Jeremy Warren’s recent contribution to the series of sumptuous catalogues published by the Wallace Collection is beautifully designed and produced, with spectacular photographs by Cassandra Parsons. Warren, formerly the collections and academic director at the Wallace Collection and now an emeritus research fellow there, explains how its 159 works document the collecting efforts in the field of Italian sculpture from around 1740 to around 1890 of five generations of the Seymour-Conway family.
This comprehensive two-volume Catalogue of Italian Sculpture enjoys meticulous scholarship and is the “first serious reappraisal of the Wallace sculpture collection as a whole for some 85 years”, treating one third of the entire holdings and replacing Sir James Mann’s catalogue of 1931. Warren explains that he has taken a geographical approach to the objects, cataloguing all works by the same artist in the same place, thus the probable origin of a cast dictates whether or not the sculpture has been included.
Sir Richard Wallace (1818-90) was not the only family member to purchase sculpture, but Warren understandably focuses on his guiding influence as he had a “transformative” effect on the family collection which saw him end “his life with a collection of sculpture that... reflected his own taste”. The personal nature of the collection is emphasised in the charming photograph of around 1885-88 showing Sir Richard in his smoking costume, holding one of his acquisitions, believed to be a bronze statuette of The Flagellation of Christ.
Sir Richard was responsible for the quality and breadth of acquisitions, which ranged from Renaissance bronze statuettes, utensils and medals, to door knockers and plaquettes. His surprise inheritance in 1870 ensured that he was able to put his personal stamp on the works acquired, redoubling his active connoisseurship in the auction rooms and occasional purchases of major collections.
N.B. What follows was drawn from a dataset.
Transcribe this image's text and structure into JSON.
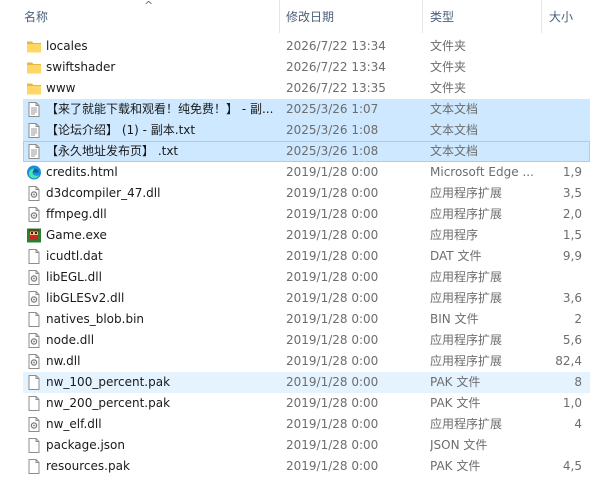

As with every collection that reflects the personal tastes of its founder, there are strengths and weaknesses. Wallace was an avid collector of coins and medals. His eye for outstanding Renaissance bronzes saw him acquire some of the finest early examples, including the “brilliantly fluid portrait from life” of a cleric, probably Antonio Trombetta, by Andrea Riccio (around 1506-16) and a beautiful piece of a Seated Woman (around 1480-90) by Giovanni Fonduli da Crema. There were significant acquisitions in other media too, including a boxwood Hercules (around 1520) by Francesco Pomarano, “the most important small wooden figure sculpture to survive from the earlier Italian Renaissance”, to which Warren has appended new documentation relating to the maker.
The weaknesses in the collection reflect the areas where Wallace did not seek to make purchases. He did not acquire Greek or Roman antiquities, for instance, nor was he interested in buying many marbles or terracottas. But there are outstanding exceptions, such as Pietro Torrigiani’s marble Head of Christ (around 1516-20), originally from the west side of Westminster Abbey’s Jesus or Islip Chapel in the north transept, which was conserved and redisplayed as a result of research for the catalogue.
There can be no doubt that the Wallace Collection’s new catalogue was a labour of love for the scholarly sculpture connoisseur, Jeremy Warren. He has succeeded in his mission to explain that Sir Richard Wallace’s “deepest love was the arts of the Renaissance” and his hope “that this catalogue will demonstrate just how great [his] achievement was in building a collection of mainly Renaissance Italian sculpture which though numerically relatively small, contains so many works of art of outstanding quality and interest” has been fulfilled.
Susan Jenkins is a curator and researcher who has written extensively on 17th- and 18th-century decorative and fine arts
The Wallace Collection Catalogue of Italian Sculpture
Paul Holberton Publishing, 846pp,
2 vols, £250 (hb)